Draw-down: A decline in an investment or fund. Let’s assume you start your account with $1000 and you lose about $100, that is a 10% draw-down (which is acceptable in my books, because you can recover it back). Being disciplined is one of the major challenges that many traders are faced with, but it is a skill that can be learned, but only if you are willing to learn.
Self control is something that should come from within, no amount of motivation or support can work if you are not doing your part. Traders need to understand that no matter how great the strategy or trading method is, if the emotions are not well checked, you are heading for trouble and a disaster is imminent. This is a very sensitive subject and not many traders are keen to talk about it.
It happens a lot, especially when you are still starting out, even seasoned traders do experience a draw-down. It is something normal, but it becomes abnormal when you cannot even figure out why you got your account into such a state in the first place. It then becomes very difficult to improve, especially if you do not keep a trading journal or even have a trading plan.
You had a very bad week and your confidence went out of the window. You feel so down and stupid, so ashamed and embarrassed, like you are such a loser and you think you need a break, maybe you do or maybe you don’t. There is absolutely nothing wrong with taking a break, but what exactly does taking a break mean? Does it mean walking away from your account and neglecting it without trying to figure out what you could be doing wrong or what could be the biggest contributor to your draw-down?
Trading is more about you than about a trading strategy
Most of the time, failing has nothing to do with your strategy or method of trading that you use, but a lot more to do with your emotions and your behaviour. A group of traders who are trading the exact same strategy can have different outcomes. I see this even with my own mentees, the outcomes aren’t the same. When you have lost more than 50% of your account’s equity, it is definitely time for you to take that break, evaluate yourself and work on your issues (if you have a coach, a good coach can help you with tools to sort out your issues but you have to be willing to do the work needed)
The problem is when you do not have a trading journal and you do not record your daily trades and the reasons behind them, it is almost impossible to recover and you won’t know what you did wrong, and therefore you won’t know what to fix. So while you are still reading here, check if your trading journal is in order (that’s if you have one), if you don’t have one, get it today and start writing In it from Monday and while you are still at it, also draft your own trading plan. If all these are really confusing for you, it is time you find yourself a coach (I can be one)
When is it a good break?
A good break means that you are going back to your demo account, you are decreasing the amount of money you are trading with by asking your broker to do a “withdrawal” for you on your demo to accommodate your new smaller equity on your live account. Get your trading journal in order, start writing In it right away. Do that for about a week and at the end of the first week, go back to review your daily trading activities and see if there are any mistakes you can pick up. Chances are, you will pick up some mistakes because you’ll be doing it with a sober mind, minus the emotions you get when you are trading live. Start fixing your mistakes on your demo account and see if you can improve or do better, chances are, you will improve and become a better trader. Gradually move back to your live account to get your emotions in check again. Start with a very small volume until you feel confident again.
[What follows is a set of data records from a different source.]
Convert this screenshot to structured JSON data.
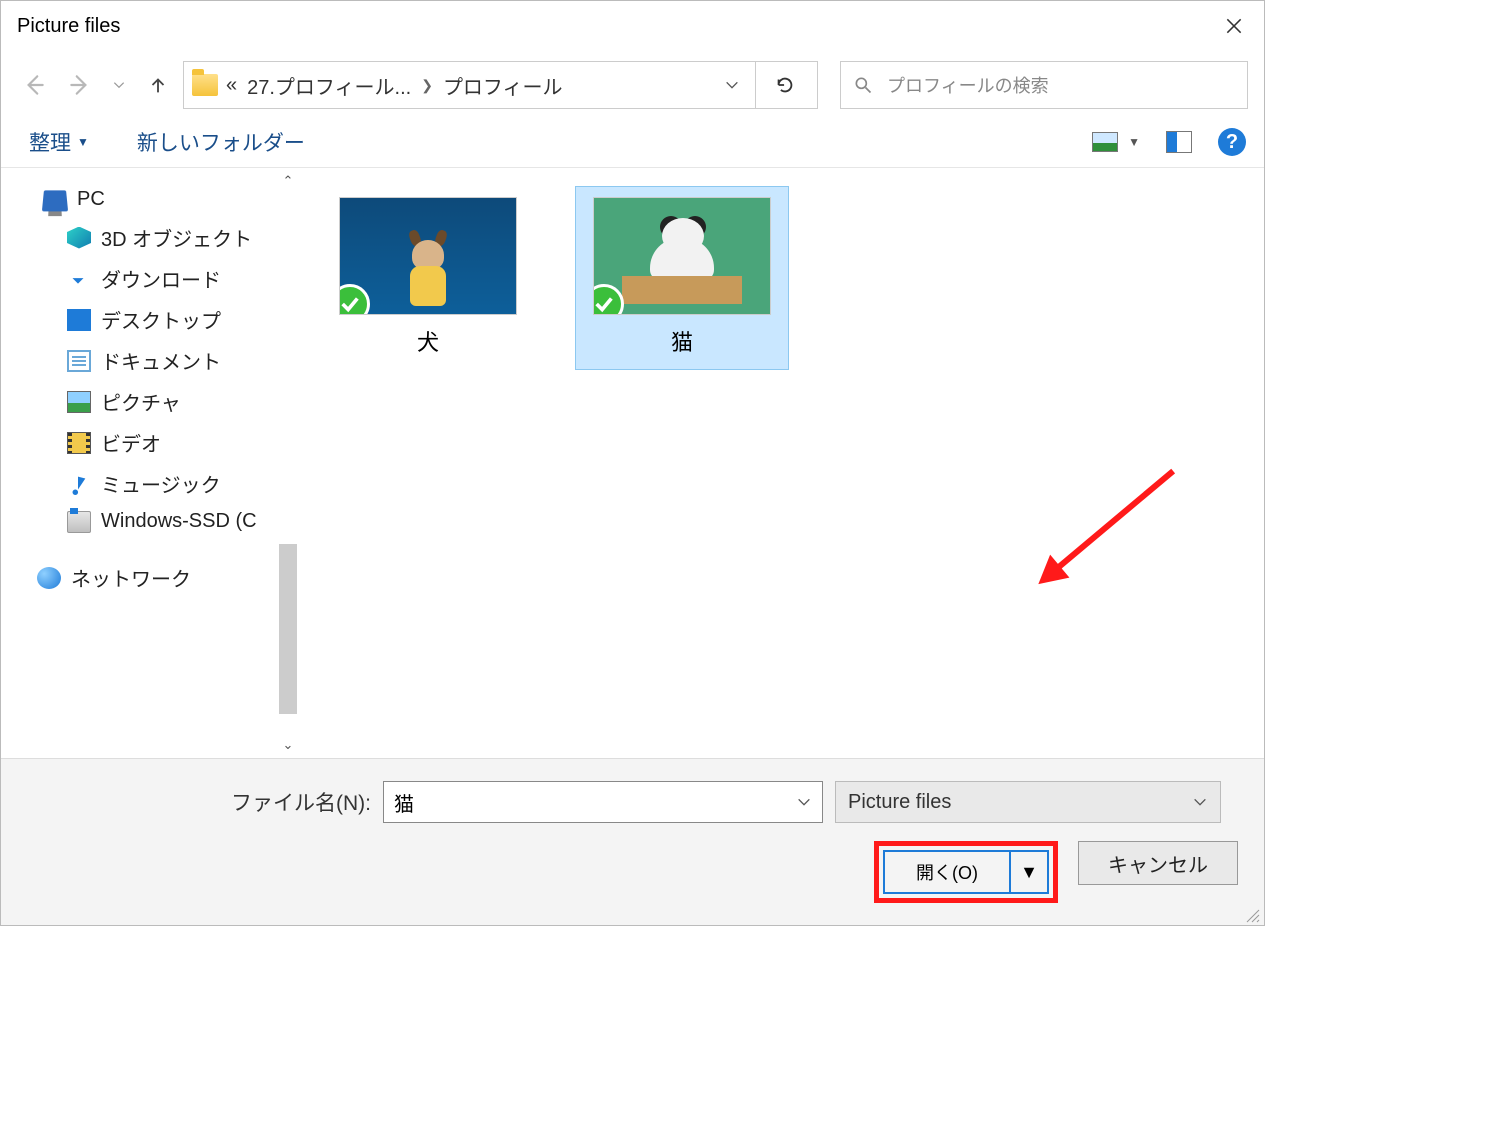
{
  "title": "Picture files",
  "breadcrumb": {
    "chevron_left": "«",
    "parent": "27.プロフィール...",
    "current": "プロフィール"
  },
  "search": {
    "placeholder": "プロフィールの検索"
  },
  "toolbar": {
    "organize": "整理",
    "new_folder": "新しいフォルダー"
  },
  "sidebar": {
    "pc": "PC",
    "items": [
      "3D オブジェクト",
      "ダウンロード",
      "デスクトップ",
      "ドキュメント",
      "ピクチャ",
      "ビデオ",
      "ミュージック",
      "Windows-SSD (C"
    ],
    "network": "ネットワーク"
  },
  "files": [
    {
      "name": "犬",
      "selected": false
    },
    {
      "name": "猫",
      "selected": true
    }
  ],
  "footer": {
    "filename_label": "ファイル名(N):",
    "filename_value": "猫",
    "filetype": "Picture files",
    "open": "開く(O)",
    "cancel": "キャンセル"
  }
}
When is it a bad break?
A bad break is when you walk away from your live account and you do not touch your demo account or even try to figure out what could have gone wrong and why you are in that situation in the first place. When you take a break, it is a bad break if you do nothing during that break. If you do that, chances are, you will go beyond a simple draw-down when you finally go back and you’ll head straight to a margin call (losing your account), because you will still come back with the same emotions and behaviour.
If you should know, a demo account is there to retest and retest. A trader is never too smart for a demo account. I used to do that all the time and it worked. That is how a trader becomes emotionally stable day by day and that is how you become rational. I hope you found this post informative. Thank you for stopping by, kindly share with your friends and if you need private coaching, you can check my course HERE.